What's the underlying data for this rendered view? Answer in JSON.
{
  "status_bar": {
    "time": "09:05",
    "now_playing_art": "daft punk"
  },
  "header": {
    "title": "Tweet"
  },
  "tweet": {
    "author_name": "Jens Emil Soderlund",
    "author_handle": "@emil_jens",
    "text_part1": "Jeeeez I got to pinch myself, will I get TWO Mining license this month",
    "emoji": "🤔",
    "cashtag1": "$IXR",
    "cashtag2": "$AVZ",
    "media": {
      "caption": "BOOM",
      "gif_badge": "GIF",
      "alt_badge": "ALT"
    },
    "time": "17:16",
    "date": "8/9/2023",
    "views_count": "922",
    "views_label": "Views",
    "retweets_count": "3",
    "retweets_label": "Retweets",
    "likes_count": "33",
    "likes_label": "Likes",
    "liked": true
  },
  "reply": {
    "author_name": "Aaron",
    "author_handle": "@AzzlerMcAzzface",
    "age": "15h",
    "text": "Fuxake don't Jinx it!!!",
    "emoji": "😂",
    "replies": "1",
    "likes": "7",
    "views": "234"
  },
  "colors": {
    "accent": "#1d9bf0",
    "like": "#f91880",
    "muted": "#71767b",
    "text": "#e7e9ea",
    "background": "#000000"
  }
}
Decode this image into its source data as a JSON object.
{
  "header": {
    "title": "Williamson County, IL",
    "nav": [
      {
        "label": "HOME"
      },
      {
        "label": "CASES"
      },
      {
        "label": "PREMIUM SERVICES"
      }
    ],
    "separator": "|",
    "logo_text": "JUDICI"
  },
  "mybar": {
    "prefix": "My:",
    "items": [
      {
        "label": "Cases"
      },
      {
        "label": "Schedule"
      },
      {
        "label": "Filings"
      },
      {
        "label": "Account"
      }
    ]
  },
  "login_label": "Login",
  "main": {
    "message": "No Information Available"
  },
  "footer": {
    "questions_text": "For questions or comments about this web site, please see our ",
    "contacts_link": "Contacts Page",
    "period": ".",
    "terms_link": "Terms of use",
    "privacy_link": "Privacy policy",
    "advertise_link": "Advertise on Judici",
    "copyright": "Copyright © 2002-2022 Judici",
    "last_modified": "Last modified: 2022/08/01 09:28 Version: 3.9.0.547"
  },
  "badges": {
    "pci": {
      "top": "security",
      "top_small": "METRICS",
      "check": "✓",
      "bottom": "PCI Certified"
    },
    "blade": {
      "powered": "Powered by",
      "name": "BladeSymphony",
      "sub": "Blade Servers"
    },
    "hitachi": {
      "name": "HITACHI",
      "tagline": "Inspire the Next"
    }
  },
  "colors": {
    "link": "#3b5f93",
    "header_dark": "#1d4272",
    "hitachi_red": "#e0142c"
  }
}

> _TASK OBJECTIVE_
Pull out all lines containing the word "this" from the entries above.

> _FINAL ANSWER_
What's the underlying data for this rendered view? Answer in JSON.
    "text_part1": "Jeeeez I got to pinch myself, will I get TWO Mining license this month",
Decode this image into its source data as a JSON object.
    "questions_text": "For questions or comments about this web site, please see our ",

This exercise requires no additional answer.